- Earlier that month, J&J’s Animas unit recalled more than 384,000 insulin-pump cartridges in the U.S. and France, saying they have the potential to leak and give a too-low dose, as Dow Jones Newswires reported.
- Dow Jones Newswires also reported recently that J&J’s Ethicon unit issued a late-December alert in the U.K. that it was recalling about 585,000 surgical sutures. The sutures were mostly sold in Europe.
- In late February, J&J recalled more than 667,000 Sudafed packages at the wholesale level after a typo on the packaging (“do not not divide, crush, chew, or dissolve the tablet”) was discovered.
- Earlier in February, J&J said it was pulling at least 395 injection pens preloaded with rheumatoid-arthritis drug Simponi because they may not deliver a full dose of the drug.
- Just days before that announcement, Dow Jones Newswires reported that the company’s Ethicon unit had recently recalled 700,000 vials of a liquid wound sealant and also a hernia-treatment product.
- Earlier that same week, J&J said it was recalling 70,000 syringes preloaded with its Invega injectable anti-psychotic drug because cracks have been found in the syringes that could lead to infections or under-dosing in users.

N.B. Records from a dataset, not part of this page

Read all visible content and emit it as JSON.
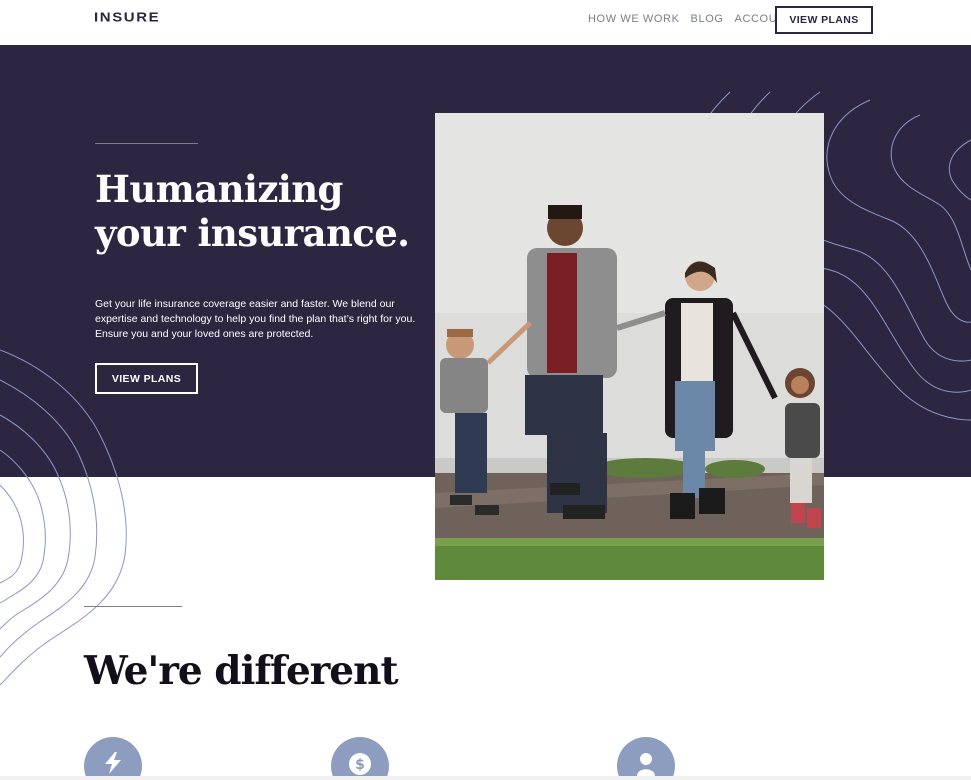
{
  "nav": {
    "logo": "INSURE",
    "links": [
      "HOW WE WORK",
      "BLOG",
      "ACCOUNT"
    ],
    "cta": "VIEW PLANS"
  },
  "hero": {
    "title_line1": "Humanizing",
    "title_line2": "your insurance.",
    "text": "Get your life insurance coverage easier and faster. We blend our expertise and technology to help you find the plan that’s right for you. Ensure you and your loved ones are protected.",
    "cta": "VIEW PLANS",
    "photo": "family-walking-photo"
  },
  "different": {
    "title": "We're different"
  },
  "features": [
    {
      "icon": "lightning-icon"
    },
    {
      "icon": "dollar-icon"
    },
    {
      "icon": "person-icon"
    }
  ],
  "colors": {
    "dark_violet": "#2d2640",
    "grayish_blue": "#8d9dbf",
    "contour_line": "#8c95c8",
    "white": "#ffffff"
  }
}
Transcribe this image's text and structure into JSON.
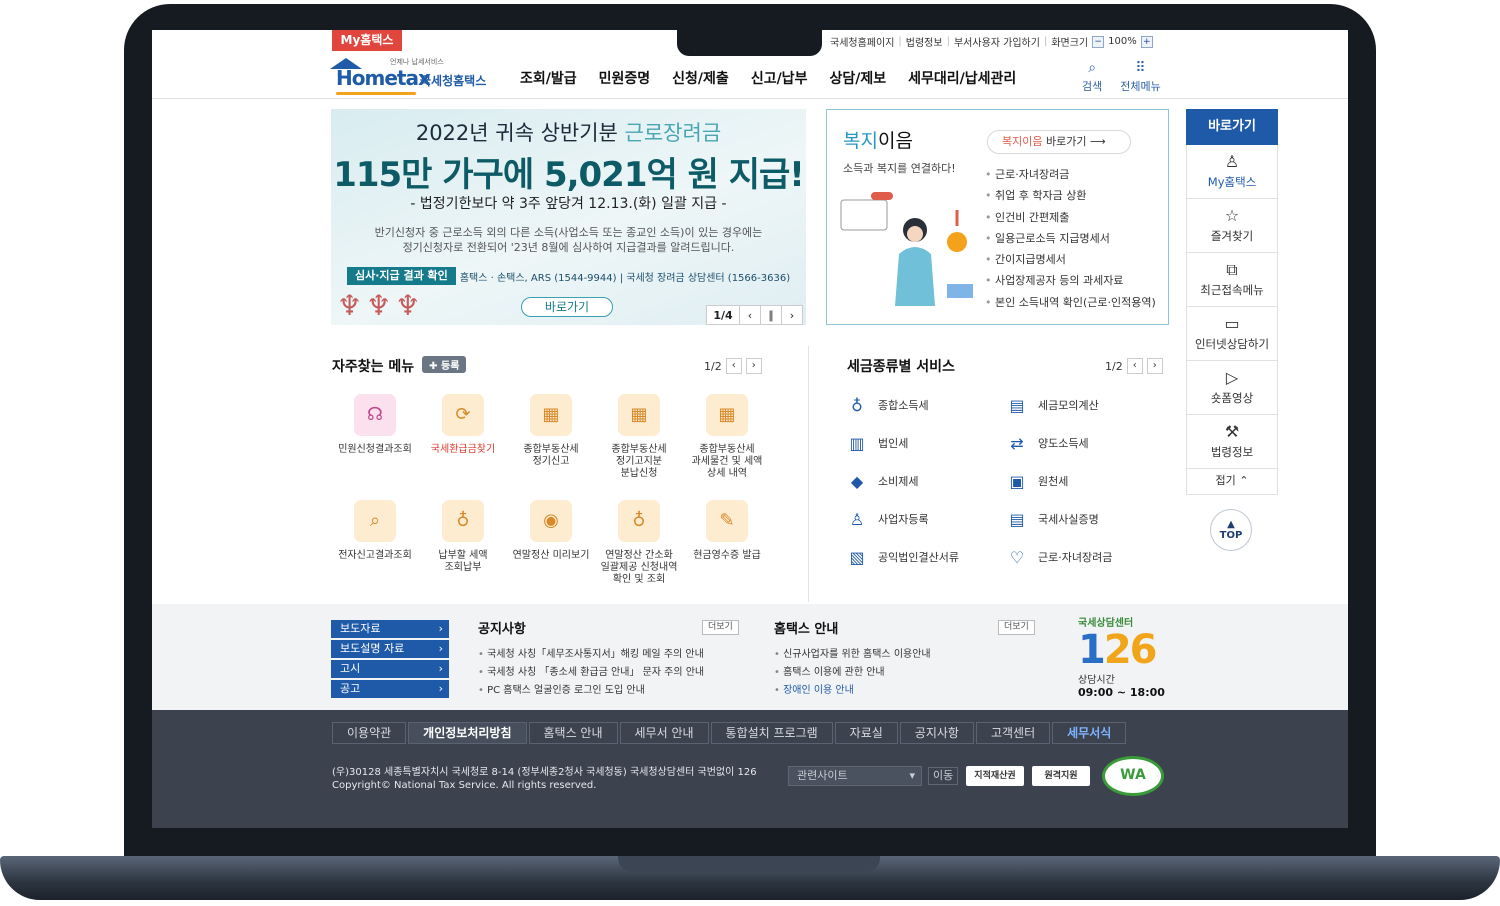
{
  "util": {
    "my_hometax": "My홈택스",
    "links": [
      "국세청홈페이지",
      "법령정보",
      "부서사용자 가입하기",
      "화면크기"
    ],
    "zoom": "100%"
  },
  "logo": {
    "tagline": "언제나 납세서비스",
    "brand": "Hometax",
    "org": "국세청홈택스"
  },
  "gnb": [
    "조회/발급",
    "민원증명",
    "신청/제출",
    "신고/납부",
    "상담/제보",
    "세무대리/납세관리"
  ],
  "header_icons": {
    "search": "검색",
    "all_menu": "전체메뉴"
  },
  "banner": {
    "line1_a": "2022년 귀속 상반기분 ",
    "line1_b": "근로장려금",
    "headline": "115만 가구에 5,021억 원 지급!",
    "subline": "- 법정기한보다 약 3주 앞당겨 12.13.(화) 일괄 지급 -",
    "desc1": "반기신청자 중 근로소득 외의 다른 소득(사업소득 또는 종교인 소득)이 있는 경우에는",
    "desc2": "정기신청자로 전환되어 '23년 8월에 심사하여 지급결과를 알려드립니다.",
    "tag": "심사·지급 결과 확인",
    "contact": "홈택스 · 손택스, ARS (1544-9944) | 국세청 장려금 상담센터 (1566-3636)",
    "go": "바로가기",
    "page": "1/4"
  },
  "welfare": {
    "title_a": "복지",
    "title_b": "이음",
    "sub": "소득과 복지를 연결하다!",
    "go_a": "복지이음",
    "go_b": " 바로가기",
    "items": [
      "근로·자녀장려금",
      "취업 후 학자금 상환",
      "인건비 간편제출",
      "일용근로소득 지급명세서",
      "간이지급명세서",
      "사업장제공자 등의 과세자료",
      "본인 소득내역 확인(근로·인적용역)"
    ]
  },
  "quick": {
    "head": "바로가기",
    "items": [
      "My홈택스",
      "즐겨찾기",
      "최근접속메뉴",
      "인터넷상담하기",
      "숏폼영상",
      "법령정보"
    ],
    "fold": "접기",
    "top": "TOP"
  },
  "freq": {
    "title": "자주찾는 메뉴",
    "reg": "✚ 등록",
    "page": "1/2",
    "items": [
      {
        "l1": "민원신청결과조회",
        "l2": "",
        "l3": ""
      },
      {
        "l1": "국세환급금찾기",
        "l2": "",
        "l3": ""
      },
      {
        "l1": "종합부동산세",
        "l2": "정기신고",
        "l3": ""
      },
      {
        "l1": "종합부동산세",
        "l2": "정기고지분",
        "l3": "분납신청"
      },
      {
        "l1": "종합부동산세",
        "l2": "과세물건 및 세액",
        "l3": "상세 내역"
      },
      {
        "l1": "전자신고결과조회",
        "l2": "",
        "l3": ""
      },
      {
        "l1": "납부할 세액",
        "l2": "조회납부",
        "l3": ""
      },
      {
        "l1": "연말정산 미리보기",
        "l2": "",
        "l3": ""
      },
      {
        "l1": "연말정산 간소화",
        "l2": "일괄제공 신청내역",
        "l3": "확인 및 조회"
      },
      {
        "l1": "현금영수증 발급",
        "l2": "",
        "l3": ""
      }
    ]
  },
  "tax": {
    "title": "세금종류별 서비스",
    "page": "1/2",
    "items": [
      "종합소득세",
      "세금모의계산",
      "법인세",
      "양도소득세",
      "소비제세",
      "원천세",
      "사업자등록",
      "국세사실증명",
      "공익법인결산서류",
      "근로·자녀장려금"
    ]
  },
  "press": [
    "보도자료",
    "보도설명 자료",
    "고시",
    "공고"
  ],
  "notice": {
    "title": "공지사항",
    "more": "더보기",
    "items": [
      "국세청 사칭「세무조사통지서」해킹 메일 주의 안내",
      "국세청 사칭 「종소세 환급금 안내」 문자 주의 안내",
      "PC 홈택스 얼굴인증 로그인 도입 안내"
    ]
  },
  "guide": {
    "title": "홈택스 안내",
    "more": "더보기",
    "items": [
      "신규사업자를 위한 홈택스 이용안내",
      "홈택스 이용에 관한 안내",
      "장애인 이용 안내"
    ]
  },
  "callcenter": {
    "title": "국세상담센터",
    "num_a": "1",
    "num_b": "26",
    "label": "상담시간",
    "hours": "09:00 ~ 18:00"
  },
  "footer": {
    "menu": [
      "이용약관",
      "개인정보처리방침",
      "홈택스 안내",
      "세무서 안내",
      "통합설치 프로그램",
      "자료실",
      "공지사항",
      "고객센터",
      "세무서식"
    ],
    "addr1": "(우)30128 세종특별자치시 국세청로 8-14 (정부세종2청사 국세청동) 국세청상담센터 국번없이 126",
    "addr2": "Copyright© National Tax Service. All rights reserved.",
    "related": "관련사이트",
    "move": "이동",
    "badge1": "지적재산권",
    "badge2": "원격지원",
    "wa": "WA"
  },
  "colors": {
    "primary": "#1f5aa8",
    "accent_red": "#e0463e",
    "teal": "#157a8a",
    "footer_bg": "#3c434f"
  }
}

- In January, J&J said it would pull 43 million bottles of certain Tylenol, Benadryl, Sinutab and Sudafed products because they were made at the company’s Ft. Washington, Pennsylvania plant at a time when equipment may not have been properly cleaned. J&J also said it would pull almost 4 million units of Rolaids due to a labeling problem.
- In December, the company said it was recalling all lots of Rolaids Extra Strength Softchews, Rolaids Extra Strength Plus Gas Softchews and Rolaids Multi-Symptom Plus Anti-Gas Softchews following consumer reports of foreign-particle contamination.
- A few weeks earlier, J&J recalled a dozen different Mylanta liquid products and one AlternaGEL product because they were mislabeled to omit the presence of alcohol. And it separately widened a recall of daily-use contact lenses in Japan and elsewhere due to traces of an acid that can cause stinging.
- In November, the company recalled three Tylenol Cold Multi-Symptom products, also pulled from retailers and wholesalers due to an alcohol labeling issue.
- Also in November, the company recalled children’s Benadryl and Motrin products.
- In October, there was a recall of 127,000 bottles of Tylenol 8-Hour caplets due to a musty odor.
- In August, J&J’s DePuy Orthopedics unit pulled two hip implants off the market because of an unusually high rate of replacement surgeries.
- Also in August, there was a recall — the one that was recently widened — of about 100,000 boxes of 1-Day Acuvue TruEye contact lenses.
- Some over-the-counter medicines were pulled in July, including varieties of Benadryl, Tylenol and Motrin. This was a follow-up to a recall of musty-smelling products made at a plant in Puerto Rico.
- The company then widened the recall of drugs made at the Puerto Rican plant by five lots.
- The largest batch of J&J’s children’s medicines were pulled in the spring.
- In late 2009, there were recalls of Tylenol Arthritis Pain Caplets due to that musty odor issue.
- J&J officially recalled batches of Motrin in July 2009, but has come under fire for an earlier so-called “phantom recall” of the product.
By the way, Consumer Reports Health has this advice today if you’re a regular Extra-Stinky Tylenol user:
“Look for store-brand or generic versions of acetaminophen instead. Generic acetaminophen typically costs much less than brand-name Tylenol versions, is just as safe and effective, and has not been implicated in these recalls.”